→ **PROBLEM DESCRIPTION**
Would you filter these records and copy every line that has the word "title"?

Element data from apps and pages
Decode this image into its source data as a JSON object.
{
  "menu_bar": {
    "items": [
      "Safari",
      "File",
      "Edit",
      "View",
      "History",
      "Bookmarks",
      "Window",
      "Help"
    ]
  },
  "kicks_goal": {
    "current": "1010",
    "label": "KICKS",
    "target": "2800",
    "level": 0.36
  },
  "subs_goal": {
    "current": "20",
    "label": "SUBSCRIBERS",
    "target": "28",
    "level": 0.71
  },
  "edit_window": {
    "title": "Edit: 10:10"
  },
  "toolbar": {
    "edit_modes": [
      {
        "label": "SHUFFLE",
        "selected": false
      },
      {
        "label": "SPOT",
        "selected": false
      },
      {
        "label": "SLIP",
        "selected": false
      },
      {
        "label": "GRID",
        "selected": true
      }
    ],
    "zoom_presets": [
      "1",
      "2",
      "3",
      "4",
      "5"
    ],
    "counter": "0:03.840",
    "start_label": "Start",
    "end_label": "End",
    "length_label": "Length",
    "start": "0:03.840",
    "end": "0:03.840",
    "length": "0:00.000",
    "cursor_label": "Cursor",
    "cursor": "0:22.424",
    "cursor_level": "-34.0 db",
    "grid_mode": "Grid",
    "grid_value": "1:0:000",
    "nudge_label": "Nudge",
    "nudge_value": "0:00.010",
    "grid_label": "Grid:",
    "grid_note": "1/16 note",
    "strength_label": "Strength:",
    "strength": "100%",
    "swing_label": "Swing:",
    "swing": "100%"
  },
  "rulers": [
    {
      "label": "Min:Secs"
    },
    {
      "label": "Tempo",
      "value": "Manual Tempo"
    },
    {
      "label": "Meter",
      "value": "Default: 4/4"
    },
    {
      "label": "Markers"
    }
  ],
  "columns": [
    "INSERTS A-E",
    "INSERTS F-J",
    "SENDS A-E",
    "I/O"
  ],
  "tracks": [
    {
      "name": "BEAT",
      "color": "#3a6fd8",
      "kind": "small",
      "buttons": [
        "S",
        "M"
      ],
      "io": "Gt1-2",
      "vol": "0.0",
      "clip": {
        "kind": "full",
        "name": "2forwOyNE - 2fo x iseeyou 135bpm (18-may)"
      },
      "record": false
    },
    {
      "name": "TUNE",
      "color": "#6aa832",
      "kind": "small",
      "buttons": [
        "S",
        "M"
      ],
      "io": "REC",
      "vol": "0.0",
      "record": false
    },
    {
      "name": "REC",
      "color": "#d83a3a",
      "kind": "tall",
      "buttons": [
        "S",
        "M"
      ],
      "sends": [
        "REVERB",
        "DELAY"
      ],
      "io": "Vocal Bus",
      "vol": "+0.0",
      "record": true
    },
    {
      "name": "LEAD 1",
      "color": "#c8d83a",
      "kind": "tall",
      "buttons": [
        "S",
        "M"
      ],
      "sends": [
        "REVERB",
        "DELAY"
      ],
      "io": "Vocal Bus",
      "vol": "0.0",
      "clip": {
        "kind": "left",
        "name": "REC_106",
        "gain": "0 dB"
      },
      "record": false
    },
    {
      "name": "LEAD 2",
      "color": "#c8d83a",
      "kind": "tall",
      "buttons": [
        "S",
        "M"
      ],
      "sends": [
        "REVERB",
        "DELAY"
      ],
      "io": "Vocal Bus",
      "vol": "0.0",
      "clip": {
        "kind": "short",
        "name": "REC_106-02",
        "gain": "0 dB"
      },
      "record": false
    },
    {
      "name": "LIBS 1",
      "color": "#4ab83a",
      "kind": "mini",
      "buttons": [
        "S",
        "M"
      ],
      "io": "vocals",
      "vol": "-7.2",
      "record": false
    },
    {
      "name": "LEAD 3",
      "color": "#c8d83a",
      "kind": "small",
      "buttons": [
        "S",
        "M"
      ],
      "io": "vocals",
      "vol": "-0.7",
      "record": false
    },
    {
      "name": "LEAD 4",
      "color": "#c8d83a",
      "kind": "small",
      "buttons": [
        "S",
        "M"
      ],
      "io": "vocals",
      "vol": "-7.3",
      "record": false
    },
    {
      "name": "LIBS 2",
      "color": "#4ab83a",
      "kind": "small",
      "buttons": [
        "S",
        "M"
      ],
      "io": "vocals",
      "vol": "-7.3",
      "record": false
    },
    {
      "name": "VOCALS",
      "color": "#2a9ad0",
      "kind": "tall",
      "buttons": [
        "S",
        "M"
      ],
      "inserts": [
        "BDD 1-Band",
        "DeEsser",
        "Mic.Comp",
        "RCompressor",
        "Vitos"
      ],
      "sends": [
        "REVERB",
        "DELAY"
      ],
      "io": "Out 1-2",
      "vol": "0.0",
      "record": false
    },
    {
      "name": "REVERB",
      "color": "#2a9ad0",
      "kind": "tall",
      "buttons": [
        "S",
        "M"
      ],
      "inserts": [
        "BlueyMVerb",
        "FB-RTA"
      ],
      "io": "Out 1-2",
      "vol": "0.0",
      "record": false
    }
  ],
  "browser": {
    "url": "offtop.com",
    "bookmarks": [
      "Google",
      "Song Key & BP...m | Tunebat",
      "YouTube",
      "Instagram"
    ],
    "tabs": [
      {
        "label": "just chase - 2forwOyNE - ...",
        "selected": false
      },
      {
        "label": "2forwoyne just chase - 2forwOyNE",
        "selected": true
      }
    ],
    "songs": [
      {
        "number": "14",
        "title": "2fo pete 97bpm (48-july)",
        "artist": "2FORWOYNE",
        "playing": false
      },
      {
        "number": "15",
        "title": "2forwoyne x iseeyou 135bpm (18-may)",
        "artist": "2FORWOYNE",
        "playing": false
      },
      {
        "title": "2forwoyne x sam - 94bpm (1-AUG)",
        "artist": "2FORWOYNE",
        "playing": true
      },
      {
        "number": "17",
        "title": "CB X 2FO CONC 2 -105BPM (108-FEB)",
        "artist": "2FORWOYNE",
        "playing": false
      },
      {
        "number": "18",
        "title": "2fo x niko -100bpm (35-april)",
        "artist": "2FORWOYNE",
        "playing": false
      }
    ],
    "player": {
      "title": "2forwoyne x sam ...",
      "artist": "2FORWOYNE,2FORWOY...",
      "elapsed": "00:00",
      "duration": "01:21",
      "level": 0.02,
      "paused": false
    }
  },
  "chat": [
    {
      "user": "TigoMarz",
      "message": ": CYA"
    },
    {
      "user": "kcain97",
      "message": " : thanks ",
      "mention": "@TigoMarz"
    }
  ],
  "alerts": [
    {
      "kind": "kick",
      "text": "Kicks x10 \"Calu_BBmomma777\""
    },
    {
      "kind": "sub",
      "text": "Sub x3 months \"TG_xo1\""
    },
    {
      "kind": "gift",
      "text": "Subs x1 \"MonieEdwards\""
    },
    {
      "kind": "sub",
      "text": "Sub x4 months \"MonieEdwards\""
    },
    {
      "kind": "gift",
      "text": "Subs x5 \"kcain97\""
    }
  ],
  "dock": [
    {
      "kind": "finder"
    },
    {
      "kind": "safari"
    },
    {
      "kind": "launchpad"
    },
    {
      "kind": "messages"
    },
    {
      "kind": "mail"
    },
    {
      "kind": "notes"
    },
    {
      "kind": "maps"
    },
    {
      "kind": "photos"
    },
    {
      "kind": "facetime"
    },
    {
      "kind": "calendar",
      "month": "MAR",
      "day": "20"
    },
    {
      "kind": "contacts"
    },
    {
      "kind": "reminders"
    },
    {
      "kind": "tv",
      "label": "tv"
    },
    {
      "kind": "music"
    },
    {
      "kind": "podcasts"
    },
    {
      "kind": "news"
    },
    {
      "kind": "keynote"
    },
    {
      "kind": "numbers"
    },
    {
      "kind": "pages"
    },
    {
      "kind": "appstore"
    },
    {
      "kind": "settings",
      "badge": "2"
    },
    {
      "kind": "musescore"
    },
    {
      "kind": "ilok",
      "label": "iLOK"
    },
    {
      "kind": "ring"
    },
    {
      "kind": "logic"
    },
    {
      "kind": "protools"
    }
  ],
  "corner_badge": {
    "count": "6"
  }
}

→ **RESULT**
    "title": "Edit: 10:10"
        "title": "2fo pete 97bpm (48-july)",
        "title": "2forwoyne x iseeyou 135bpm (18-may)",
        "title": "2forwoyne x sam - 94bpm (1-AUG)",
        "title": "CB X 2FO CONC 2 -105BPM (108-FEB)",
        "title": "2fo x niko -100bpm (35-april)",
      "title": "2forwoyne x sam ...",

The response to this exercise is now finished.